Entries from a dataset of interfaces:

----

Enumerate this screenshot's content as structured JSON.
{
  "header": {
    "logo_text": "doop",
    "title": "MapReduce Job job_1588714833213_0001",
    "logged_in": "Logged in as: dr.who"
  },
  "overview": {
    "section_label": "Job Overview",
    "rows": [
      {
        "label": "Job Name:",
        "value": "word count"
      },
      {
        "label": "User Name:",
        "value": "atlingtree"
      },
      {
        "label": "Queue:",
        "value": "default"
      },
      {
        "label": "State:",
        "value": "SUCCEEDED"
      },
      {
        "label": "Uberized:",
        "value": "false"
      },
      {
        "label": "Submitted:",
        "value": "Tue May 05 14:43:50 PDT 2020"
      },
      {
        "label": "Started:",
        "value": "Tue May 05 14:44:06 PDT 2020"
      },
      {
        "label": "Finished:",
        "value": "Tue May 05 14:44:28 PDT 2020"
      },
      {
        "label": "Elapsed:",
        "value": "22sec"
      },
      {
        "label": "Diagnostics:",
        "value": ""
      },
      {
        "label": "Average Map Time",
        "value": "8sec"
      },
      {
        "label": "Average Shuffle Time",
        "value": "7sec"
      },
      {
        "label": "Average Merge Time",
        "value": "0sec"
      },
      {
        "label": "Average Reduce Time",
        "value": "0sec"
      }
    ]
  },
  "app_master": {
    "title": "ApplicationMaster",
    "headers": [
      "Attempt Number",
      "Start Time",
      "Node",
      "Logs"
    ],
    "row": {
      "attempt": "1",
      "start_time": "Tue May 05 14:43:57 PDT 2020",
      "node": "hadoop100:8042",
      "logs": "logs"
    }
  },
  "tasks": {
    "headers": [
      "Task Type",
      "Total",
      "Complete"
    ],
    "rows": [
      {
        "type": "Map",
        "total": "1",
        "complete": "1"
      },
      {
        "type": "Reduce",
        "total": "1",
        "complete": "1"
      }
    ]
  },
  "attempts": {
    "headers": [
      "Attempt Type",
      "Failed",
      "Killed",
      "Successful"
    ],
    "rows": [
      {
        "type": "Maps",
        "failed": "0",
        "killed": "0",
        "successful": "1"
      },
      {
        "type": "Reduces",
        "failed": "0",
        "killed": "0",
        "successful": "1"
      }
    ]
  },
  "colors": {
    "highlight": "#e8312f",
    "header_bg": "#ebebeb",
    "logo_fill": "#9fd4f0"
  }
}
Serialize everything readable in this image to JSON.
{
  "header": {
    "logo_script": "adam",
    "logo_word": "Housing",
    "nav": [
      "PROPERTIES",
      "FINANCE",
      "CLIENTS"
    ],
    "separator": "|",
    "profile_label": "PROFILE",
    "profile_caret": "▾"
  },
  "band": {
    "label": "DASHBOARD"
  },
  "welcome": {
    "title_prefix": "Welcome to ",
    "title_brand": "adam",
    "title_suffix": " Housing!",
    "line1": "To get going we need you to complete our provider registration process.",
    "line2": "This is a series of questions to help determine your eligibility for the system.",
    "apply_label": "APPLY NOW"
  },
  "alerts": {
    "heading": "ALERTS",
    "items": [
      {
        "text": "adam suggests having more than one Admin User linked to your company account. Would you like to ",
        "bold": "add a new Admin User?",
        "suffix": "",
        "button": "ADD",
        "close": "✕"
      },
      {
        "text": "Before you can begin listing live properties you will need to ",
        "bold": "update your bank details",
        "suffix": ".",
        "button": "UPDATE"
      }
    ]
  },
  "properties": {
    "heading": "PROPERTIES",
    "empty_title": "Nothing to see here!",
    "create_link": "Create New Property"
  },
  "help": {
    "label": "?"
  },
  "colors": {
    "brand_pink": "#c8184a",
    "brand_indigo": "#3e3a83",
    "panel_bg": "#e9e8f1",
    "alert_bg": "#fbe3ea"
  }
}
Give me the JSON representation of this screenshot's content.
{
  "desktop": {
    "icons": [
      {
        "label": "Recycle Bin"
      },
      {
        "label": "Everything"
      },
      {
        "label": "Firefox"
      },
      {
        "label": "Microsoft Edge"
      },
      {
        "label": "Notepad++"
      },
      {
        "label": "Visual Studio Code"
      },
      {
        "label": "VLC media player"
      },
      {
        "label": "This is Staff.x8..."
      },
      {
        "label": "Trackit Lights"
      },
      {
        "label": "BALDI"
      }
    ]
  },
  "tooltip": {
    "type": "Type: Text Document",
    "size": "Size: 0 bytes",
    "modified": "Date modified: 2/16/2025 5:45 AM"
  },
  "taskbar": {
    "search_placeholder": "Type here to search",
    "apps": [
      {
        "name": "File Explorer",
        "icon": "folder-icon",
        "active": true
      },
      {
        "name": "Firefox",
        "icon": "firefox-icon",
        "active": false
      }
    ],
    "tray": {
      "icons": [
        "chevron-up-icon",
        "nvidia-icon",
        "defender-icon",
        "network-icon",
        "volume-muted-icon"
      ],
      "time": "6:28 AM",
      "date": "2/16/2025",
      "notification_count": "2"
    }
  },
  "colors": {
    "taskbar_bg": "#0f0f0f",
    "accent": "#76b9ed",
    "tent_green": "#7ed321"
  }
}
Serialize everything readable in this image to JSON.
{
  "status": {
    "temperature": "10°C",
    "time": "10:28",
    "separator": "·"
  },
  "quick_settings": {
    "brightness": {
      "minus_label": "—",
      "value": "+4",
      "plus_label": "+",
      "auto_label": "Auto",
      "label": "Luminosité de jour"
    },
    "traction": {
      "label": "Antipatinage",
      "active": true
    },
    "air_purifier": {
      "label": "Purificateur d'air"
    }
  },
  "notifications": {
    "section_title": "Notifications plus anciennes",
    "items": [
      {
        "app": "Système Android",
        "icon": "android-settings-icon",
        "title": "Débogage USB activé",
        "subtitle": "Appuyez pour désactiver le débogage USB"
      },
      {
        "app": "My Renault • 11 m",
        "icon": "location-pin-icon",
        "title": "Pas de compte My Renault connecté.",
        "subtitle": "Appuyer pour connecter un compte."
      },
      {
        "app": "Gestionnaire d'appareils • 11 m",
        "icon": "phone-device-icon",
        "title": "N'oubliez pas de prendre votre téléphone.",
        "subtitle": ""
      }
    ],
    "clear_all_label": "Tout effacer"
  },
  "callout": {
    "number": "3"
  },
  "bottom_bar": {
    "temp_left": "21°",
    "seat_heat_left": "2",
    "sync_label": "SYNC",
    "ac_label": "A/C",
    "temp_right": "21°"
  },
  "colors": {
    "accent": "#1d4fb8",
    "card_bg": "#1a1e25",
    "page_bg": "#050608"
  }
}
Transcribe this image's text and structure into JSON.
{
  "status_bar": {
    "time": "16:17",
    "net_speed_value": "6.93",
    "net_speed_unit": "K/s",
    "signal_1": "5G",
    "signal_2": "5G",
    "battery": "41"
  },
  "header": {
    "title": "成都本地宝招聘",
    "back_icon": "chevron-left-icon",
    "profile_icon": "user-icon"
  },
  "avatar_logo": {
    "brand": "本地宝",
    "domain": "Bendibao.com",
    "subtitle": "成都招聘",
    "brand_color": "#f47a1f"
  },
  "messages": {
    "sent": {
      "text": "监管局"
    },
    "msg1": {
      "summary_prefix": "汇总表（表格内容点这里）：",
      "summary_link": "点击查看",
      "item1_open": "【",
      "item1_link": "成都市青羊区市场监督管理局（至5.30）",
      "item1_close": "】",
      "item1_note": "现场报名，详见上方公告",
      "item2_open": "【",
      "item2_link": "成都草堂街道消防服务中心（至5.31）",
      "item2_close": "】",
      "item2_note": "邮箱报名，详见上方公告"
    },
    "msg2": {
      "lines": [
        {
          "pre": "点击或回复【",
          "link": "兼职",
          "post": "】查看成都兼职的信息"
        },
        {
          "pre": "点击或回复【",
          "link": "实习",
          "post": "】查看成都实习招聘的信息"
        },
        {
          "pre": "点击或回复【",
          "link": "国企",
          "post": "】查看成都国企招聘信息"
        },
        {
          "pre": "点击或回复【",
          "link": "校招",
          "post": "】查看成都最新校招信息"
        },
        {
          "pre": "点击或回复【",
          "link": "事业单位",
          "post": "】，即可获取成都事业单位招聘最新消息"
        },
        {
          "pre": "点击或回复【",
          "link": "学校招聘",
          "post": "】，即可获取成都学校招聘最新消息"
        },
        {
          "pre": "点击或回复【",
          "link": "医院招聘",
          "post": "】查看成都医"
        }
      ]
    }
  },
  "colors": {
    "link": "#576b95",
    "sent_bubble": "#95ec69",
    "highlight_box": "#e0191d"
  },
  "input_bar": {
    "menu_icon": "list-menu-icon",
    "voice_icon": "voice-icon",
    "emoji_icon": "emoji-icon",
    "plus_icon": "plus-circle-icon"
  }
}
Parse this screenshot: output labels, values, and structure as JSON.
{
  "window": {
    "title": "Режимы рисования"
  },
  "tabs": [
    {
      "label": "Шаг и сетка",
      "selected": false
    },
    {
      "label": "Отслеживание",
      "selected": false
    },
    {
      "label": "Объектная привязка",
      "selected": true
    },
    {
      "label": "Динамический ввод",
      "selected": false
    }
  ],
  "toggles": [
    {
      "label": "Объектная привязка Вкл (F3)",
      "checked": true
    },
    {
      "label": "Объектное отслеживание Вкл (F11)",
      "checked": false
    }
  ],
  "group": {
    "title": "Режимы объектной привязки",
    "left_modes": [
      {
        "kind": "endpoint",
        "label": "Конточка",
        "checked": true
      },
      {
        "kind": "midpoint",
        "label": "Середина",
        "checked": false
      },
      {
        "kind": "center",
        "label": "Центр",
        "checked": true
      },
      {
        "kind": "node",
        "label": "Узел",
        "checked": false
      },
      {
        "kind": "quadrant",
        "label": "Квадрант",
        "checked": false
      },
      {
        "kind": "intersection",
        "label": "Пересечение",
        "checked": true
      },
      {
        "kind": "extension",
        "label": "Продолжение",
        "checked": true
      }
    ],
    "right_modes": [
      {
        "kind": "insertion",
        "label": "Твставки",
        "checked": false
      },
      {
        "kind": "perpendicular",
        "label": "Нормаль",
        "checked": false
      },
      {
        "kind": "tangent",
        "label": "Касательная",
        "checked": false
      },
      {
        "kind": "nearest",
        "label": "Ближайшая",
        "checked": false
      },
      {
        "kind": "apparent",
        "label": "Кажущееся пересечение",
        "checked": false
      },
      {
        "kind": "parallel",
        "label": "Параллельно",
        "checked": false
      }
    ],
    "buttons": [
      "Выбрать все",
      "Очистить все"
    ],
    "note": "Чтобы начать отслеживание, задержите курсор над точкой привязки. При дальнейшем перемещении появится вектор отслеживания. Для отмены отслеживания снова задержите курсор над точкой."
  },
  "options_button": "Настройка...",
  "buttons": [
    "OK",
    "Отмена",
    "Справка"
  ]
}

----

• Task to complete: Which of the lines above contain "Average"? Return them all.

• Response to this task:
        "label": "Average Map Time",
        "label": "Average Shuffle Time",
        "label": "Average Merge Time",
        "label": "Average Reduce Time",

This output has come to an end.